▶ [Goal of the exercise]
All lines of the material below that include the string "size" are to be copied.

■ ■ ■ ■ ■ ■ ■

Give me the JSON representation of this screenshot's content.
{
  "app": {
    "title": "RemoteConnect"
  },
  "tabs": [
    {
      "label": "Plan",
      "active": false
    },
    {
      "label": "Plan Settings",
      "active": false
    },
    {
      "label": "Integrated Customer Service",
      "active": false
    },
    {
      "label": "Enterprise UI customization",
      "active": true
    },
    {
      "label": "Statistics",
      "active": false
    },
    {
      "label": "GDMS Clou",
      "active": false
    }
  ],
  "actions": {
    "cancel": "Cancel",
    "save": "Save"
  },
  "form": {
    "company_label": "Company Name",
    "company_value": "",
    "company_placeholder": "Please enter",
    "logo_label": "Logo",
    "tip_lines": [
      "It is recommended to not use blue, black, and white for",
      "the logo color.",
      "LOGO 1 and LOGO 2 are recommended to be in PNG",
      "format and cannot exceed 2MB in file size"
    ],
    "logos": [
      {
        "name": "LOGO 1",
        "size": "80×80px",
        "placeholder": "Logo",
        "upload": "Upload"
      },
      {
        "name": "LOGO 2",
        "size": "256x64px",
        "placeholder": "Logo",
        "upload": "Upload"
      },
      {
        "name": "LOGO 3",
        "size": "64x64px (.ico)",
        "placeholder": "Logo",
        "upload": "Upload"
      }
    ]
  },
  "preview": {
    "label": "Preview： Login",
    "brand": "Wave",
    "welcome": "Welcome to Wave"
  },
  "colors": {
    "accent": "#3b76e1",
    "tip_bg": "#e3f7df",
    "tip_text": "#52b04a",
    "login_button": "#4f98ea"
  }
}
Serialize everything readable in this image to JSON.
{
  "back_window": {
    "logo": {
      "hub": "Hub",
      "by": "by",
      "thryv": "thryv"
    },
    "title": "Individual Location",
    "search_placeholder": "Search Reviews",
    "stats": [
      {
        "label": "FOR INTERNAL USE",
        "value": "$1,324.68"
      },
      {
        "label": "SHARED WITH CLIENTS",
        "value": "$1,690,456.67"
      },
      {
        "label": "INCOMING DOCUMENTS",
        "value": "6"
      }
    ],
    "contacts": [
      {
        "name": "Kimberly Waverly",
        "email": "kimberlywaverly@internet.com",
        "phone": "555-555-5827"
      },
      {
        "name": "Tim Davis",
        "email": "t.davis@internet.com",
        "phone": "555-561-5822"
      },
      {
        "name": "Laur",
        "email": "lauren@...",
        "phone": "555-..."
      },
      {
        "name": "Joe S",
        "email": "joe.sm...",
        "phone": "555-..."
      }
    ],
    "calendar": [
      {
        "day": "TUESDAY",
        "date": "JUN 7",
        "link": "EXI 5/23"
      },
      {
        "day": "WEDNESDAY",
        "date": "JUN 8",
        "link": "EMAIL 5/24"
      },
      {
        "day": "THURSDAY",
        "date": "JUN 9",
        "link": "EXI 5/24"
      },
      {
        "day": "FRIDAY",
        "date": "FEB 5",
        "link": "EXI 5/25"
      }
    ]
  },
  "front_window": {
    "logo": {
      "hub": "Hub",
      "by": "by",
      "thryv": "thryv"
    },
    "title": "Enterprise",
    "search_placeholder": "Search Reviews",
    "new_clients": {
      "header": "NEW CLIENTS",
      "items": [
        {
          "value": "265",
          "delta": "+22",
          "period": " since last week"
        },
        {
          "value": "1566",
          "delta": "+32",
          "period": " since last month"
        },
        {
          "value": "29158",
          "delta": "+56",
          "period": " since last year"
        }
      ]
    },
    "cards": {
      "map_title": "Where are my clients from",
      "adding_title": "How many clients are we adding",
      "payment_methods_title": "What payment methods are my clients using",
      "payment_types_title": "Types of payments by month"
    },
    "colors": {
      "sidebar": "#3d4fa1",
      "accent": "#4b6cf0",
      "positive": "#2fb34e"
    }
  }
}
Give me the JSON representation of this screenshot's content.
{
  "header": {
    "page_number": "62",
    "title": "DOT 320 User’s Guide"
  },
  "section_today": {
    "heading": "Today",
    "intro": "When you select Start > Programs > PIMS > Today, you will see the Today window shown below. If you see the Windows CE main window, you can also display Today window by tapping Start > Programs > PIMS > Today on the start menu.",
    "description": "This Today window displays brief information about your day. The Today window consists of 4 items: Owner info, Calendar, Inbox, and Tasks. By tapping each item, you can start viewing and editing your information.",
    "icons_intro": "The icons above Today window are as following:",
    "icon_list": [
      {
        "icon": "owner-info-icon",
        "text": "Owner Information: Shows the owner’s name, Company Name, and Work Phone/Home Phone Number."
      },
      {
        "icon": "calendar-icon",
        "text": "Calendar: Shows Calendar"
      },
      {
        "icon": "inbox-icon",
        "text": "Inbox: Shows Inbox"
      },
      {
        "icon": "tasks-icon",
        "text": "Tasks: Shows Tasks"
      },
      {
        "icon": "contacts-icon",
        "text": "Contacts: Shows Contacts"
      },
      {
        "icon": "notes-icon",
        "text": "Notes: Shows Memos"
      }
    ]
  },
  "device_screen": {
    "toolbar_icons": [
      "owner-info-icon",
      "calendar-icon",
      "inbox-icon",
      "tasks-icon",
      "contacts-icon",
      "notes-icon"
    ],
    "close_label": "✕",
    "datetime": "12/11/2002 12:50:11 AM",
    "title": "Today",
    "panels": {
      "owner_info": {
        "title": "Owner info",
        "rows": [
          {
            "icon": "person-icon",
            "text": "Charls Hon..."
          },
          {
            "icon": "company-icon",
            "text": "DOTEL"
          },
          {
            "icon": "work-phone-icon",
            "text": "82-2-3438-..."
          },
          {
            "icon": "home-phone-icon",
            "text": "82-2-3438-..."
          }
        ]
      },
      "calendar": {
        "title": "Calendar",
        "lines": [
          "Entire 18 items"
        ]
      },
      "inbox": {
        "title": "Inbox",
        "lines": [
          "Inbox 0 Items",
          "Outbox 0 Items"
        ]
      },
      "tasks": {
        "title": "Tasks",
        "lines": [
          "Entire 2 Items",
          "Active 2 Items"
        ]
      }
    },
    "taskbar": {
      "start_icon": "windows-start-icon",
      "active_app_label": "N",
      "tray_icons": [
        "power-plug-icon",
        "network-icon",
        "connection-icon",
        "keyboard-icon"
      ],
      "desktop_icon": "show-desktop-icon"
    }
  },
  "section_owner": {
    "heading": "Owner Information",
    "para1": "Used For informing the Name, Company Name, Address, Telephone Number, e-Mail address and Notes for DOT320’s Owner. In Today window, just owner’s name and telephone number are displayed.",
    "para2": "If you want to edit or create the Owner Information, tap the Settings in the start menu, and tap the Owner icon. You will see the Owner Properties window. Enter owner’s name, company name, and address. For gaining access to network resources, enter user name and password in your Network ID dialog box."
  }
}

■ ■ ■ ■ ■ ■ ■

▶ [Output for this task]
      "format and cannot exceed 2MB in file size"
        "size": "80×80px",
        "size": "256x64px",
        "size": "64x64px (.ico)",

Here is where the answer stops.